Work order
An exact copy of every entry is required, without the pictures.

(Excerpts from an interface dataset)
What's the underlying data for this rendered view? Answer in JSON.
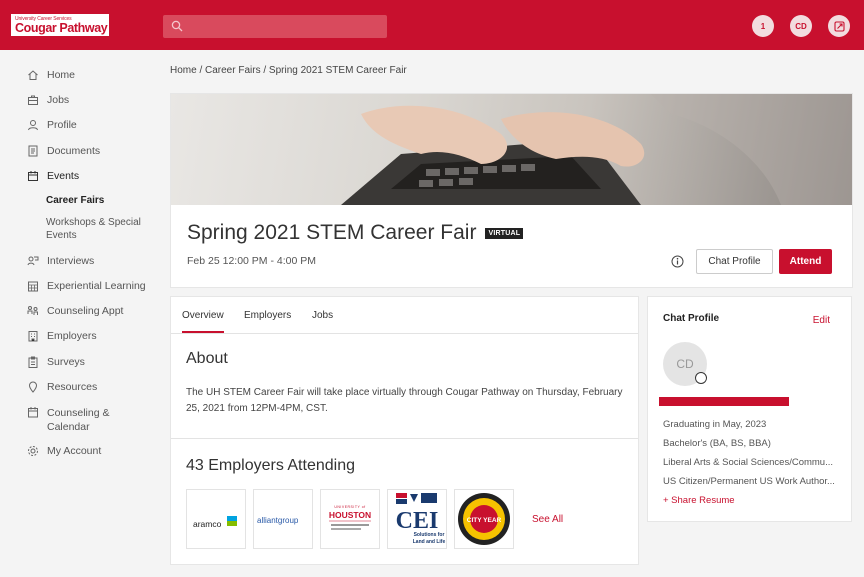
{
  "topbar": {
    "logo_sub": "University Career Services",
    "logo_main": "Cougar Pathway",
    "notification_count": "1",
    "user_initials": "CD"
  },
  "sidebar": {
    "items": [
      {
        "label": "Home",
        "icon": "home-icon"
      },
      {
        "label": "Jobs",
        "icon": "briefcase-icon"
      },
      {
        "label": "Profile",
        "icon": "user-icon"
      },
      {
        "label": "Documents",
        "icon": "document-icon"
      },
      {
        "label": "Events",
        "icon": "calendar-icon"
      },
      {
        "label": "Interviews",
        "icon": "interview-icon"
      },
      {
        "label": "Experiential Learning",
        "icon": "calendar-grid-icon"
      },
      {
        "label": "Counseling Appt",
        "icon": "counseling-icon"
      },
      {
        "label": "Employers",
        "icon": "building-icon"
      },
      {
        "label": "Surveys",
        "icon": "clipboard-icon"
      },
      {
        "label": "Resources",
        "icon": "pin-icon"
      },
      {
        "label": "Counseling & Calendar",
        "icon": "calendar-outline-icon"
      },
      {
        "label": "My Account",
        "icon": "gear-icon"
      }
    ],
    "subitems": [
      {
        "label": "Career Fairs",
        "active": true
      },
      {
        "label": "Workshops & Special Events",
        "active": false
      }
    ]
  },
  "breadcrumb": "Home / Career Fairs / Spring 2021 STEM Career Fair",
  "event": {
    "title": "Spring 2021 STEM Career Fair",
    "badge": "VIRTUAL",
    "date": "Feb 25 12:00 PM - 4:00 PM",
    "chat_profile_label": "Chat Profile",
    "attend_label": "Attend"
  },
  "tabs": [
    "Overview",
    "Employers",
    "Jobs"
  ],
  "about": {
    "title": "About",
    "text": "The UH STEM Career Fair will take place virtually through Cougar Pathway on Thursday, February 25, 2021 from 12PM-4PM, CST."
  },
  "employers": {
    "title": "43 Employers Attending",
    "logos": [
      {
        "name": "aramco"
      },
      {
        "name": "alliantgroup"
      },
      {
        "name": "University of Houston"
      },
      {
        "name": "CEI"
      },
      {
        "name": "City Year"
      }
    ],
    "see_all": "See All"
  },
  "chat_profile": {
    "title": "Chat Profile",
    "edit": "Edit",
    "initials": "CD",
    "lines": [
      "Graduating in May, 2023",
      "Bachelor's (BA, BS, BBA)",
      "Liberal Arts & Social Sciences/Commu...",
      "US Citizen/Permanent US Work Author..."
    ],
    "share_resume": "+ Share Resume"
  },
  "colors": {
    "brand": "#c8102e"
  }
}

Result
What's the underlying data for this rendered view? Answer in JSON.
{
  "topbar": {
    "logo_sub": "University Career Services",
    "logo_main": "Cougar Pathway",
    "notification_count": "1",
    "user_initials": "CD"
  },
  "sidebar": {
    "items": [
      {
        "label": "Home",
        "icon": "home-icon"
      },
      {
        "label": "Jobs",
        "icon": "briefcase-icon"
      },
      {
        "label": "Profile",
        "icon": "user-icon"
      },
      {
        "label": "Documents",
        "icon": "document-icon"
      },
      {
        "label": "Events",
        "icon": "calendar-icon"
      },
      {
        "label": "Interviews",
        "icon": "interview-icon"
      },
      {
        "label": "Experiential Learning",
        "icon": "calendar-grid-icon"
      },
      {
        "label": "Counseling Appt",
        "icon": "counseling-icon"
      },
      {
        "label": "Employers",
        "icon": "building-icon"
      },
      {
        "label": "Surveys",
        "icon": "clipboard-icon"
      },
      {
        "label": "Resources",
        "icon": "pin-icon"
      },
      {
        "label": "Counseling & Calendar",
        "icon": "calendar-outline-icon"
      },
      {
        "label": "My Account",
        "icon": "gear-icon"
      }
    ],
    "subitems": [
      {
        "label": "Career Fairs",
        "active": true
      },
      {
        "label": "Workshops & Special Events",
        "active": false
      }
    ]
  },
  "breadcrumb": "Home / Career Fairs / Spring 2021 STEM Career Fair",
  "event": {
    "title": "Spring 2021 STEM Career Fair",
    "badge": "VIRTUAL",
    "date": "Feb 25 12:00 PM - 4:00 PM",
    "chat_profile_label": "Chat Profile",
    "attend_label": "Attend"
  },
  "tabs": [
    "Overview",
    "Employers",
    "Jobs"
  ],
  "about": {
    "title": "About",
    "text": "The UH STEM Career Fair will take place virtually through Cougar Pathway on Thursday, February 25, 2021 from 12PM-4PM, CST."
  },
  "employers": {
    "title": "43 Employers Attending",
    "logos": [
      {
        "name": "aramco"
      },
      {
        "name": "alliantgroup"
      },
      {
        "name": "University of Houston"
      },
      {
        "name": "CEI"
      },
      {
        "name": "City Year"
      }
    ],
    "see_all": "See All"
  },
  "chat_profile": {
    "title": "Chat Profile",
    "edit": "Edit",
    "initials": "CD",
    "lines": [
      "Graduating in May, 2023",
      "Bachelor's (BA, BS, BBA)",
      "Liberal Arts & Social Sciences/Commu...",
      "US Citizen/Permanent US Work Author..."
    ],
    "share_resume": "+ Share Resume"
  },
  "colors": {
    "brand": "#c8102e"
  }
}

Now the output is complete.